Companies moving into enterprise mobility for the first time often make the mistake of thinking of the mobile platform as “just like the desktop, only smaller.” There are substantial differences between the mobile and the desktop environment. The biggest difference is in communications. The always-on, high-bandwidth communication we have grown accustomed to on our desktops has ushered in an era of thin clients with lots of functionality. Mobile platforms must work in a world of spotty communications — not always available and often very low-bandwidth.
From loud talkers, to people who answer their cell phone while you’re in mid-sentence, there are a number of mobile phone pet peeves that are getting under people’s skin. Microsoft’s Safer Online Facebook poll asked their social media fans; What do they find most annoying about the way people use their mobile phone? Have their ever…and, who is safer?
Here’s what they told us;
The new buzz at the workspace is BYOD. It stands for Bring Your Own Device. And this is changing the way people work and enterprises get work done. What this means is, when you join an company, they do not give you a lappy or a PC to work with. You get to bring your own device, a lappy, PC or as it is the case more often, your own tablet or smartphone.
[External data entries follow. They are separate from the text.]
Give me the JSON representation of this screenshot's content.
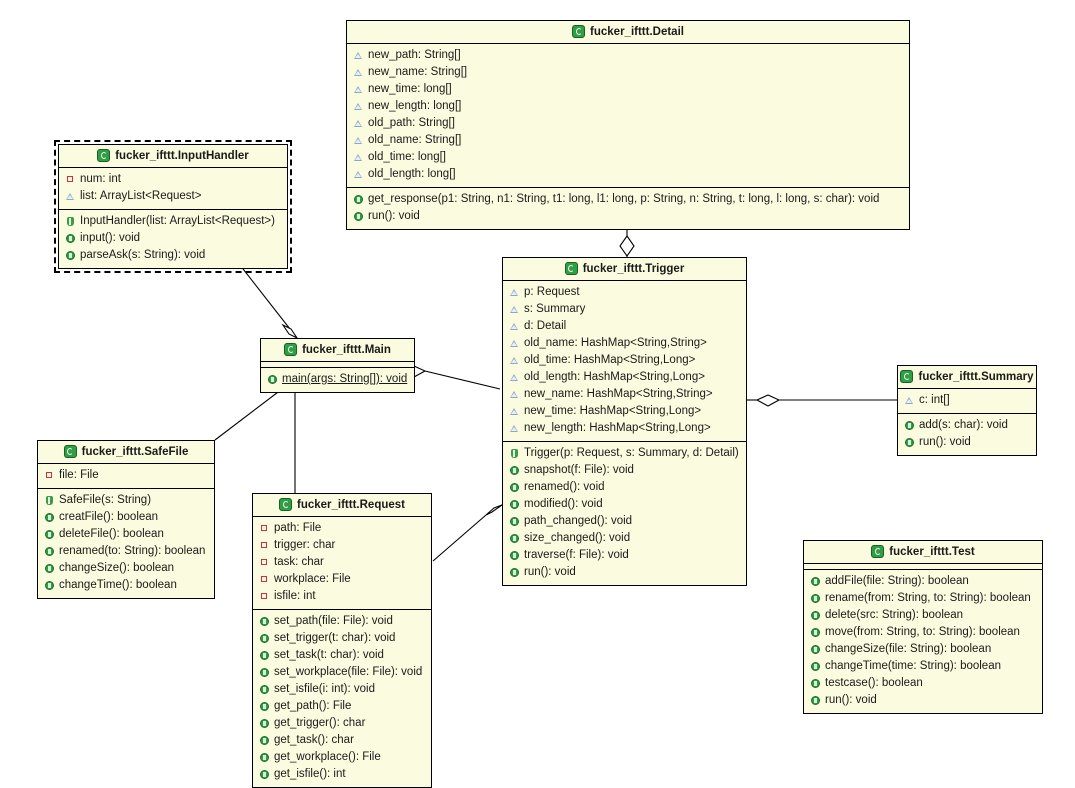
{
  "diagram": {
    "title": "fucker_ifttt UML class diagram",
    "colors": {
      "class_fill": "#fbfbdf",
      "class_border": "#000000",
      "icon_green": "#2f9e44",
      "private_red": "#c0392b",
      "package_blue": "#8fa8c8",
      "background": "#ffffff"
    }
  },
  "classes": {
    "detail": {
      "name": "fucker_ifttt.Detail",
      "attributes": [
        {
          "marker": "pkg",
          "text": "new_path: String[]"
        },
        {
          "marker": "pkg",
          "text": "new_name: String[]"
        },
        {
          "marker": "pkg",
          "text": "new_time: long[]"
        },
        {
          "marker": "pkg",
          "text": "new_length: long[]"
        },
        {
          "marker": "pkg",
          "text": "old_path: String[]"
        },
        {
          "marker": "pkg",
          "text": "old_name: String[]"
        },
        {
          "marker": "pkg",
          "text": "old_time: long[]"
        },
        {
          "marker": "pkg",
          "text": "old_length: long[]"
        }
      ],
      "methods": [
        {
          "marker": "pub",
          "text": "get_response(p1: String, n1: String, t1: long, l1: long, p: String, n: String, t: long, l: long, s: char): void"
        },
        {
          "marker": "pub",
          "text": "run(): void"
        }
      ]
    },
    "inputhandler": {
      "name": "fucker_ifttt.InputHandler",
      "selected": true,
      "attributes": [
        {
          "marker": "priv",
          "text": "num: int"
        },
        {
          "marker": "pkg",
          "text": "list: ArrayList<Request>"
        }
      ],
      "methods": [
        {
          "marker": "ctor",
          "text": "InputHandler(list: ArrayList<Request>)"
        },
        {
          "marker": "pub",
          "text": "input(): void"
        },
        {
          "marker": "pub",
          "text": "parseAsk(s: String): void"
        }
      ]
    },
    "main": {
      "name": "fucker_ifttt.Main",
      "attributes": [],
      "methods": [
        {
          "marker": "pub",
          "text": "main(args: String[]): void",
          "static": true
        }
      ]
    },
    "trigger": {
      "name": "fucker_ifttt.Trigger",
      "attributes": [
        {
          "marker": "pkg",
          "text": "p: Request"
        },
        {
          "marker": "pkg",
          "text": "s: Summary"
        },
        {
          "marker": "pkg",
          "text": "d: Detail"
        },
        {
          "marker": "pkg",
          "text": "old_name: HashMap<String,String>"
        },
        {
          "marker": "pkg",
          "text": "old_time: HashMap<String,Long>"
        },
        {
          "marker": "pkg",
          "text": "old_length: HashMap<String,Long>"
        },
        {
          "marker": "pkg",
          "text": "new_name: HashMap<String,String>"
        },
        {
          "marker": "pkg",
          "text": "new_time: HashMap<String,Long>"
        },
        {
          "marker": "pkg",
          "text": "new_length: HashMap<String,Long>"
        }
      ],
      "methods": [
        {
          "marker": "ctor",
          "text": "Trigger(p: Request, s: Summary, d: Detail)"
        },
        {
          "marker": "pub",
          "text": "snapshot(f: File): void"
        },
        {
          "marker": "pub",
          "text": "renamed(): void"
        },
        {
          "marker": "pub",
          "text": "modified(): void"
        },
        {
          "marker": "pub",
          "text": "path_changed(): void"
        },
        {
          "marker": "pub",
          "text": "size_changed(): void"
        },
        {
          "marker": "pub",
          "text": "traverse(f: File): void"
        },
        {
          "marker": "pub",
          "text": "run(): void"
        }
      ]
    },
    "summary": {
      "name": "fucker_ifttt.Summary",
      "attributes": [
        {
          "marker": "pkg",
          "text": "c: int[]"
        }
      ],
      "methods": [
        {
          "marker": "pub",
          "text": "add(s: char): void"
        },
        {
          "marker": "pub",
          "text": "run(): void"
        }
      ]
    },
    "safefile": {
      "name": "fucker_ifttt.SafeFile",
      "attributes": [
        {
          "marker": "priv",
          "text": "file: File"
        }
      ],
      "methods": [
        {
          "marker": "ctor",
          "text": "SafeFile(s: String)"
        },
        {
          "marker": "pub",
          "text": "creatFile(): boolean"
        },
        {
          "marker": "pub",
          "text": "deleteFile(): boolean"
        },
        {
          "marker": "pub",
          "text": "renamed(to: String): boolean"
        },
        {
          "marker": "pub",
          "text": "changeSize(): boolean"
        },
        {
          "marker": "pub",
          "text": "changeTime(): boolean"
        }
      ]
    },
    "request": {
      "name": "fucker_ifttt.Request",
      "attributes": [
        {
          "marker": "priv",
          "text": "path: File"
        },
        {
          "marker": "priv",
          "text": "trigger: char"
        },
        {
          "marker": "priv",
          "text": "task: char"
        },
        {
          "marker": "priv",
          "text": "workplace: File"
        },
        {
          "marker": "priv",
          "text": "isfile: int"
        }
      ],
      "methods": [
        {
          "marker": "pub",
          "text": "set_path(file: File): void"
        },
        {
          "marker": "pub",
          "text": "set_trigger(t: char): void"
        },
        {
          "marker": "pub",
          "text": "set_task(t: char): void"
        },
        {
          "marker": "pub",
          "text": "set_workplace(file: File): void"
        },
        {
          "marker": "pub",
          "text": "set_isfile(i: int): void"
        },
        {
          "marker": "pub",
          "text": "get_path(): File"
        },
        {
          "marker": "pub",
          "text": "get_trigger(): char"
        },
        {
          "marker": "pub",
          "text": "get_task(): char"
        },
        {
          "marker": "pub",
          "text": "get_workplace(): File"
        },
        {
          "marker": "pub",
          "text": "get_isfile(): int"
        }
      ]
    },
    "test": {
      "name": "fucker_ifttt.Test",
      "attributes": [],
      "methods": [
        {
          "marker": "pub",
          "text": "addFile(file: String): boolean"
        },
        {
          "marker": "pub",
          "text": "rename(from: String, to: String): boolean"
        },
        {
          "marker": "pub",
          "text": "delete(src: String): boolean"
        },
        {
          "marker": "pub",
          "text": "move(from: String, to: String): boolean"
        },
        {
          "marker": "pub",
          "text": "changeSize(file: String): boolean"
        },
        {
          "marker": "pub",
          "text": "changeTime(time: String): boolean"
        },
        {
          "marker": "pub",
          "text": "testcase(): boolean"
        },
        {
          "marker": "pub",
          "text": "run(): void"
        }
      ]
    }
  },
  "relationships": [
    {
      "from": "detail",
      "to": "trigger",
      "type": "aggregation"
    },
    {
      "from": "inputhandler",
      "to": "main",
      "type": "aggregation"
    },
    {
      "from": "main",
      "to": "trigger",
      "type": "aggregation"
    },
    {
      "from": "main",
      "to": "safefile",
      "type": "aggregation"
    },
    {
      "from": "main",
      "to": "request",
      "type": "association"
    },
    {
      "from": "request",
      "to": "trigger",
      "type": "aggregation"
    },
    {
      "from": "trigger",
      "to": "summary",
      "type": "aggregation"
    }
  ]
}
This is a good trend. But like everything else, there are pros and cons to it. Let us look at this today.